▶ **Work to be completed**: Lines below containing the word "Absence" should be copied out.

▶ **Data listing**:
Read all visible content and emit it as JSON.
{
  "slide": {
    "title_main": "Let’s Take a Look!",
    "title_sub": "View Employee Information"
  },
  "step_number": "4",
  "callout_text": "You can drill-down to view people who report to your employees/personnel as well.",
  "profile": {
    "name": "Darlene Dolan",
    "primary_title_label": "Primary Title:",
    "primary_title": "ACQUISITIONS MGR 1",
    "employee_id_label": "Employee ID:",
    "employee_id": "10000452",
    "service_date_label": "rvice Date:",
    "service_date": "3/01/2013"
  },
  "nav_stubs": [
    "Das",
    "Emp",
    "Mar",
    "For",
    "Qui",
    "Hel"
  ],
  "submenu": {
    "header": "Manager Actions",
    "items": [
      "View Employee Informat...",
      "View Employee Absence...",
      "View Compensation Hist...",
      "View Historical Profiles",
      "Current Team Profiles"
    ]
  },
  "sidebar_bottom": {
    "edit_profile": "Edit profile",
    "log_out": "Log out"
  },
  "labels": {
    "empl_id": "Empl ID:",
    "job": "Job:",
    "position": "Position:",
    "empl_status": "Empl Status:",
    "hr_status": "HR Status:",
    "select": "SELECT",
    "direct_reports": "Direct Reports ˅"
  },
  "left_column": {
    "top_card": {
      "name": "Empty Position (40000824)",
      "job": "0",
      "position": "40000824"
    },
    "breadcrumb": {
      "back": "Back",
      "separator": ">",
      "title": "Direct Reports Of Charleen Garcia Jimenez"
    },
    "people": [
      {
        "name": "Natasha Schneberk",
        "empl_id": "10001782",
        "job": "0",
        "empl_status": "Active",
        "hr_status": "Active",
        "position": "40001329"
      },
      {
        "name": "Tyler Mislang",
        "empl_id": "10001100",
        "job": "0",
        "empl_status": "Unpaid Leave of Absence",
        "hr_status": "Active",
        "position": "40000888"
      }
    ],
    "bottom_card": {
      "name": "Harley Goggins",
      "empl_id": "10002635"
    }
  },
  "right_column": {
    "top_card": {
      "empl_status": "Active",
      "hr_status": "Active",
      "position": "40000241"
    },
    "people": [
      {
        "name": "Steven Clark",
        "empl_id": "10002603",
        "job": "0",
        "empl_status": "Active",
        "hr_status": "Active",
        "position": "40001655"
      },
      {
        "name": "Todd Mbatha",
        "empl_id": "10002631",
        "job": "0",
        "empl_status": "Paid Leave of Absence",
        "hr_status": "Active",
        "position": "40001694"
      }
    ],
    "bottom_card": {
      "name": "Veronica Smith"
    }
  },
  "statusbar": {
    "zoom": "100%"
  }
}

▶ **Answer to this exercise**:
      "View Employee Absence...",
        "empl_status": "Unpaid Leave of Absence",
        "empl_status": "Paid Leave of Absence",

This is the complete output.